As auto producers continue to unveil plans for developing all-electric (EV) and plug-in-hybrid vehicles (PHEV) for the near-future market, there are still many questions regarding the broader implications of building a larger EV infrastructure. Many of the use models for electric cars involve some form of recharging strategy relying on a direct interface with our current energy grid. This is no simple proposition. Though it is improving, much of our energy grid is quite antiquated. Just this week, as the summer temperatures started setting in here in New York, we had small scale brown outs and power shortages in several highly populated portions of north Brooklyn.
In order to prepare for the impeding influx of electric vehicles on US streets, solutions for managing their use of the power grid will need to be implemented. We’ve already seen a lot of these “smart grid” technologies hit the market for home energy management. Google among other companies have developed energy management tools that help users understand their home energy use and make changes to improve their efficiency. Recharging a car would add an immense load to the average household energy needs making the need for such technologies that much more important. To be successful, energy management tools will need to not only monitor the use of your appliances and heating and cooling systems but also your new electric car.
The Ford Motor Co. has already got a jump on this need by partnering with Microsoft to integrate energy management software into it’s future line of electric vehicles. Ford is planning on releasing a all-electric version of their popular Focus model as soon as 2011. Microsoft’s Hohm software will assist owners in determining how to to recharge their vehicle’s batteries in the most efficient, responsible, and affordable way. The primary goal of the software will be to lessen the strain of car charging on the power grid during peak hours, and to help utilities better manage the rising need.
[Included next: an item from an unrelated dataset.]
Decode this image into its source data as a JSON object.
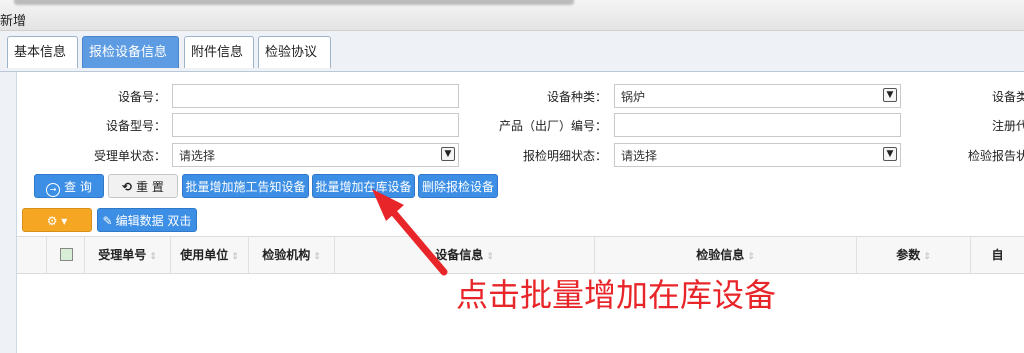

To accomplish this Ford and Microsoft will also be working directly with individual cities and utilities to bring them into the development process creating a true “systems” approach.
IT has been an increasingly important part of auto design, most recently in the form of integrating the myriad of mobile technologies we have come to rely on. Ford’s partnership with Microsoft takes this relationship a step further by involving the still emerging field of smart grid technology into the future automobile. Regardless of weather Electric vehicles represent the best long-term solution to the countries car-dependency, the EVs are certainly here and are going to be a influential part of the future energy needs.